-- Data to process follows --

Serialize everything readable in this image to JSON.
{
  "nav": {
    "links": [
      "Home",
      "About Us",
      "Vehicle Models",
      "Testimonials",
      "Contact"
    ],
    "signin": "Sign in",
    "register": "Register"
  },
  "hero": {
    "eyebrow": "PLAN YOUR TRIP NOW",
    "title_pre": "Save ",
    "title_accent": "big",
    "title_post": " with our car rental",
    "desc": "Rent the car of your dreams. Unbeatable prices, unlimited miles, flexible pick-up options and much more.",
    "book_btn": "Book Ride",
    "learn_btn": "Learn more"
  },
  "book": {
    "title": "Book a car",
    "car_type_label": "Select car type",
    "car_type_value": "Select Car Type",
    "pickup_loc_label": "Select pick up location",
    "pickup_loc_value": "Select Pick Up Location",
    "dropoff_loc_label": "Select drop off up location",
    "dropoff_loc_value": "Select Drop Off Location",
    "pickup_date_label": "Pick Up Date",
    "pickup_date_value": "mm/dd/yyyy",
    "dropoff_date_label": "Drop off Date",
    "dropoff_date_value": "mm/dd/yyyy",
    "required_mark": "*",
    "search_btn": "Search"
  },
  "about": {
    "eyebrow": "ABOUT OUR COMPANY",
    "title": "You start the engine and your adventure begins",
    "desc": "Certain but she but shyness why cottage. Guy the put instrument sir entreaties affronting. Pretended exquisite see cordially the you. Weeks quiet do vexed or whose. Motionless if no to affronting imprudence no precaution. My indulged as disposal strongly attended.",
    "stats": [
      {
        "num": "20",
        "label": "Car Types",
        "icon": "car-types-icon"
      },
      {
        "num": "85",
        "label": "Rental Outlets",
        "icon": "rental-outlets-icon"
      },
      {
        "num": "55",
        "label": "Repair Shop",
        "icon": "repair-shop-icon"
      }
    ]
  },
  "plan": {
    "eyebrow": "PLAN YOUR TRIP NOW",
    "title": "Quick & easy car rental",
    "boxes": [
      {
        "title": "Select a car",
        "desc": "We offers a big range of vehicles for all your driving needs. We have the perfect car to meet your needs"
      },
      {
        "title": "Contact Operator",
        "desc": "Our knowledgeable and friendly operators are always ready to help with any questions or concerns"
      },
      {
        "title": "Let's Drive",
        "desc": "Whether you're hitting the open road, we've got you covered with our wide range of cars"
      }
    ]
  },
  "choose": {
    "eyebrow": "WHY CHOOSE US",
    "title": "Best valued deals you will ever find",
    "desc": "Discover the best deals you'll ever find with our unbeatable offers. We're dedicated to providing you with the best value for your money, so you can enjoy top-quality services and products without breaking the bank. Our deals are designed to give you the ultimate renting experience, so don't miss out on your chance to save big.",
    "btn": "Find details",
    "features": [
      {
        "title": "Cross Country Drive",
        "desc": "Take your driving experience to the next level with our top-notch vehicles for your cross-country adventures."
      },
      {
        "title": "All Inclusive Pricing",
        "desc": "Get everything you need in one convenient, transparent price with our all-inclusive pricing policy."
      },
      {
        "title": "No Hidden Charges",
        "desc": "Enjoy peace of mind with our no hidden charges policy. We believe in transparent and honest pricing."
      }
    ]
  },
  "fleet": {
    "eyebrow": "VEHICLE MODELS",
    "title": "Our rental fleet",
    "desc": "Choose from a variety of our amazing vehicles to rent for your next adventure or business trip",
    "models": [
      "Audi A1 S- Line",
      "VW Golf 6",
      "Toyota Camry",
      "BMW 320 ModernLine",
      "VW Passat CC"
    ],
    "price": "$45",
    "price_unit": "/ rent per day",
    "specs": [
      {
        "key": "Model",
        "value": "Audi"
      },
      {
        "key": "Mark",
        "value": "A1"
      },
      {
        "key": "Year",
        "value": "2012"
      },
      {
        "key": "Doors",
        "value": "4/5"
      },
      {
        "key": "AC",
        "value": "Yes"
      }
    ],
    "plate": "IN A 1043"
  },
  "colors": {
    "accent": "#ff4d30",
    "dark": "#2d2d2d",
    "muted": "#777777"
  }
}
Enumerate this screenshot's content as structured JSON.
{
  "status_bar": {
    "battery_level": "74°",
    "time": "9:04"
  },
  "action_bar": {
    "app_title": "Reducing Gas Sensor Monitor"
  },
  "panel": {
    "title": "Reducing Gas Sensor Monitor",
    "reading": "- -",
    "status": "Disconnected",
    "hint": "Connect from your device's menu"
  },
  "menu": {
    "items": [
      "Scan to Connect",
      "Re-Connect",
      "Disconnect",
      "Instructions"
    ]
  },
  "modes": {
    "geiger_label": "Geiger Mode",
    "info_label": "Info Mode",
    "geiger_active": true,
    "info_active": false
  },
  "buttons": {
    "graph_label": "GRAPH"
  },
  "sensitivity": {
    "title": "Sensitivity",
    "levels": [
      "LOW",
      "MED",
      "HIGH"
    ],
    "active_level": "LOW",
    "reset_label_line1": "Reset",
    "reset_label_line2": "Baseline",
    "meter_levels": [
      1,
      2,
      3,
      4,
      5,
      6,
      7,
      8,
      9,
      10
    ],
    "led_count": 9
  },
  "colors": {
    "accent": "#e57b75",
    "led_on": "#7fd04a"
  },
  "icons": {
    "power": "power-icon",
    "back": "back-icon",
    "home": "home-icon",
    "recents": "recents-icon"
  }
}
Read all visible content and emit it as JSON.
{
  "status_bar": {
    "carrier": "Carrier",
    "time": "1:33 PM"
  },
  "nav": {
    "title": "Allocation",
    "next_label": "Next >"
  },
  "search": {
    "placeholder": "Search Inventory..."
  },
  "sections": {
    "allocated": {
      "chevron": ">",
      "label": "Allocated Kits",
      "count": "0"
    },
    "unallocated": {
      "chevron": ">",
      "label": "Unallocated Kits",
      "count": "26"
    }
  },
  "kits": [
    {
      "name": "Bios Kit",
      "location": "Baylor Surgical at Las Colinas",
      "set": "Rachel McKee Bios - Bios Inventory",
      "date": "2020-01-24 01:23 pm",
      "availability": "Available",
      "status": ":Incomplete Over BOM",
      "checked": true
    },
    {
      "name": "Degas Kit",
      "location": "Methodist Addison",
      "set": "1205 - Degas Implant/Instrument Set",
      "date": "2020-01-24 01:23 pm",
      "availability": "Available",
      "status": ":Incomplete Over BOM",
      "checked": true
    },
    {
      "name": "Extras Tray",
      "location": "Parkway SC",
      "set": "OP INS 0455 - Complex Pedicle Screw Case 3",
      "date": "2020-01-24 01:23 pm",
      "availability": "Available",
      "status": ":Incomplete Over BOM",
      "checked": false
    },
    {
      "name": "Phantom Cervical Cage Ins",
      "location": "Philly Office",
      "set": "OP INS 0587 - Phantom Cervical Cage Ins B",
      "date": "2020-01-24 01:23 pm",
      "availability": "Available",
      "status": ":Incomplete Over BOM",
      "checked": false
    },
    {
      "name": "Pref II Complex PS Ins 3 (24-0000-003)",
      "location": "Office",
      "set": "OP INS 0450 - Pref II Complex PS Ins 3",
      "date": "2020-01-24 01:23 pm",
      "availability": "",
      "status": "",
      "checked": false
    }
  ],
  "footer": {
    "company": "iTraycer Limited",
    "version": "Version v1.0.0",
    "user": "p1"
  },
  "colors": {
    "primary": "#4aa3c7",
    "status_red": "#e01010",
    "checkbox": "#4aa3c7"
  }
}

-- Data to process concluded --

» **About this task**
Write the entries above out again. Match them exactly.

» **Answer space**
Serialize everything readable in this image to JSON.
{
  "nav": {
    "links": [
      "Home",
      "About Us",
      "Vehicle Models",
      "Testimonials",
      "Contact"
    ],
    "signin": "Sign in",
    "register": "Register"
  },
  "hero": {
    "eyebrow": "PLAN YOUR TRIP NOW",
    "title_pre": "Save ",
    "title_accent": "big",
    "title_post": " with our car rental",
    "desc": "Rent the car of your dreams. Unbeatable prices, unlimited miles, flexible pick-up options and much more.",
    "book_btn": "Book Ride",
    "learn_btn": "Learn more"
  },
  "book": {
    "title": "Book a car",
    "car_type_label": "Select car type",
    "car_type_value": "Select Car Type",
    "pickup_loc_label": "Select pick up location",
    "pickup_loc_value": "Select Pick Up Location",
    "dropoff_loc_label": "Select drop off up location",
    "dropoff_loc_value": "Select Drop Off Location",
    "pickup_date_label": "Pick Up Date",
    "pickup_date_value": "mm/dd/yyyy",
    "dropoff_date_label": "Drop off Date",
    "dropoff_date_value": "mm/dd/yyyy",
    "required_mark": "*",
    "search_btn": "Search"
  },
  "about": {
    "eyebrow": "ABOUT OUR COMPANY",
    "title": "You start the engine and your adventure begins",
    "desc": "Certain but she but shyness why cottage. Guy the put instrument sir entreaties affronting. Pretended exquisite see cordially the you. Weeks quiet do vexed or whose. Motionless if no to affronting imprudence no precaution. My indulged as disposal strongly attended.",
    "stats": [
      {
        "num": "20",
        "label": "Car Types",
        "icon": "car-types-icon"
      },
      {
        "num": "85",
        "label": "Rental Outlets",
        "icon": "rental-outlets-icon"
      },
      {
        "num": "55",
        "label": "Repair Shop",
        "icon": "repair-shop-icon"
      }
    ]
  },
  "plan": {
    "eyebrow": "PLAN YOUR TRIP NOW",
    "title": "Quick & easy car rental",
    "boxes": [
      {
        "title": "Select a car",
        "desc": "We offers a big range of vehicles for all your driving needs. We have the perfect car to meet your needs"
      },
      {
        "title": "Contact Operator",
        "desc": "Our knowledgeable and friendly operators are always ready to help with any questions or concerns"
      },
      {
        "title": "Let's Drive",
        "desc": "Whether you're hitting the open road, we've got you covered with our wide range of cars"
      }
    ]
  },
  "choose": {
    "eyebrow": "WHY CHOOSE US",
    "title": "Best valued deals you will ever find",
    "desc": "Discover the best deals you'll ever find with our unbeatable offers. We're dedicated to providing you with the best value for your money, so you can enjoy top-quality services and products without breaking the bank. Our deals are designed to give you the ultimate renting experience, so don't miss out on your chance to save big.",
    "btn": "Find details",
    "features": [
      {
        "title": "Cross Country Drive",
        "desc": "Take your driving experience to the next level with our top-notch vehicles for your cross-country adventures."
      },
      {
        "title": "All Inclusive Pricing",
        "desc": "Get everything you need in one convenient, transparent price with our all-inclusive pricing policy."
      },
      {
        "title": "No Hidden Charges",
        "desc": "Enjoy peace of mind with our no hidden charges policy. We believe in transparent and honest pricing."
      }
    ]
  },
  "fleet": {
    "eyebrow": "VEHICLE MODELS",
    "title": "Our rental fleet",
    "desc": "Choose from a variety of our amazing vehicles to rent for your next adventure or business trip",
    "models": [
      "Audi A1 S- Line",
      "VW Golf 6",
      "Toyota Camry",
      "BMW 320 ModernLine",
      "VW Passat CC"
    ],
    "price": "$45",
    "price_unit": "/ rent per day",
    "specs": [
      {
        "key": "Model",
        "value": "Audi"
      },
      {
        "key": "Mark",
        "value": "A1"
      },
      {
        "key": "Year",
        "value": "2012"
      },
      {
        "key": "Doors",
        "value": "4/5"
      },
      {
        "key": "AC",
        "value": "Yes"
      }
    ],
    "plate": "IN A 1043"
  },
  "colors": {
    "accent": "#ff4d30",
    "dark": "#2d2d2d",
    "muted": "#777777"
  }
}
Enumerate this screenshot's content as structured JSON.
{
  "status_bar": {
    "battery_level": "74°",
    "time": "9:04"
  },
  "action_bar": {
    "app_title": "Reducing Gas Sensor Monitor"
  },
  "panel": {
    "title": "Reducing Gas Sensor Monitor",
    "reading": "- -",
    "status": "Disconnected",
    "hint": "Connect from your device's menu"
  },
  "menu": {
    "items": [
      "Scan to Connect",
      "Re-Connect",
      "Disconnect",
      "Instructions"
    ]
  },
  "modes": {
    "geiger_label": "Geiger Mode",
    "info_label": "Info Mode",
    "geiger_active": true,
    "info_active": false
  },
  "buttons": {
    "graph_label": "GRAPH"
  },
  "sensitivity": {
    "title": "Sensitivity",
    "levels": [
      "LOW",
      "MED",
      "HIGH"
    ],
    "active_level": "LOW",
    "reset_label_line1": "Reset",
    "reset_label_line2": "Baseline",
    "meter_levels": [
      1,
      2,
      3,
      4,
      5,
      6,
      7,
      8,
      9,
      10
    ],
    "led_count": 9
  },
  "colors": {
    "accent": "#e57b75",
    "led_on": "#7fd04a"
  },
  "icons": {
    "power": "power-icon",
    "back": "back-icon",
    "home": "home-icon",
    "recents": "recents-icon"
  }
}
Read all visible content and emit it as JSON.
{
  "status_bar": {
    "carrier": "Carrier",
    "time": "1:33 PM"
  },
  "nav": {
    "title": "Allocation",
    "next_label": "Next >"
  },
  "search": {
    "placeholder": "Search Inventory..."
  },
  "sections": {
    "allocated": {
      "chevron": ">",
      "label": "Allocated Kits",
      "count": "0"
    },
    "unallocated": {
      "chevron": ">",
      "label": "Unallocated Kits",
      "count": "26"
    }
  },
  "kits": [
    {
      "name": "Bios Kit",
      "location": "Baylor Surgical at Las Colinas",
      "set": "Rachel McKee Bios - Bios Inventory",
      "date": "2020-01-24 01:23 pm",
      "availability": "Available",
      "status": ":Incomplete Over BOM",
      "checked": true
    },
    {
      "name": "Degas Kit",
      "location": "Methodist Addison",
      "set": "1205 - Degas Implant/Instrument Set",
      "date": "2020-01-24 01:23 pm",
      "availability": "Available",
      "status": ":Incomplete Over BOM",
      "checked": true
    },
    {
      "name": "Extras Tray",
      "location": "Parkway SC",
      "set": "OP INS 0455 - Complex Pedicle Screw Case 3",
      "date": "2020-01-24 01:23 pm",
      "availability": "Available",
      "status": ":Incomplete Over BOM",
      "checked": false
    },
    {
      "name": "Phantom Cervical Cage Ins",
      "location": "Philly Office",
      "set": "OP INS 0587 - Phantom Cervical Cage Ins B",
      "date": "2020-01-24 01:23 pm",
      "availability": "Available",
      "status": ":Incomplete Over BOM",
      "checked": false
    },
    {
      "name": "Pref II Complex PS Ins 3 (24-0000-003)",
      "location": "Office",
      "set": "OP INS 0450 - Pref II Complex PS Ins 3",
      "date": "2020-01-24 01:23 pm",
      "availability": "",
      "status": "",
      "checked": false
    }
  ],
  "footer": {
    "company": "iTraycer Limited",
    "version": "Version v1.0.0",
    "user": "p1"
  },
  "colors": {
    "primary": "#4aa3c7",
    "status_red": "#e01010",
    "checkbox": "#4aa3c7"
  }
}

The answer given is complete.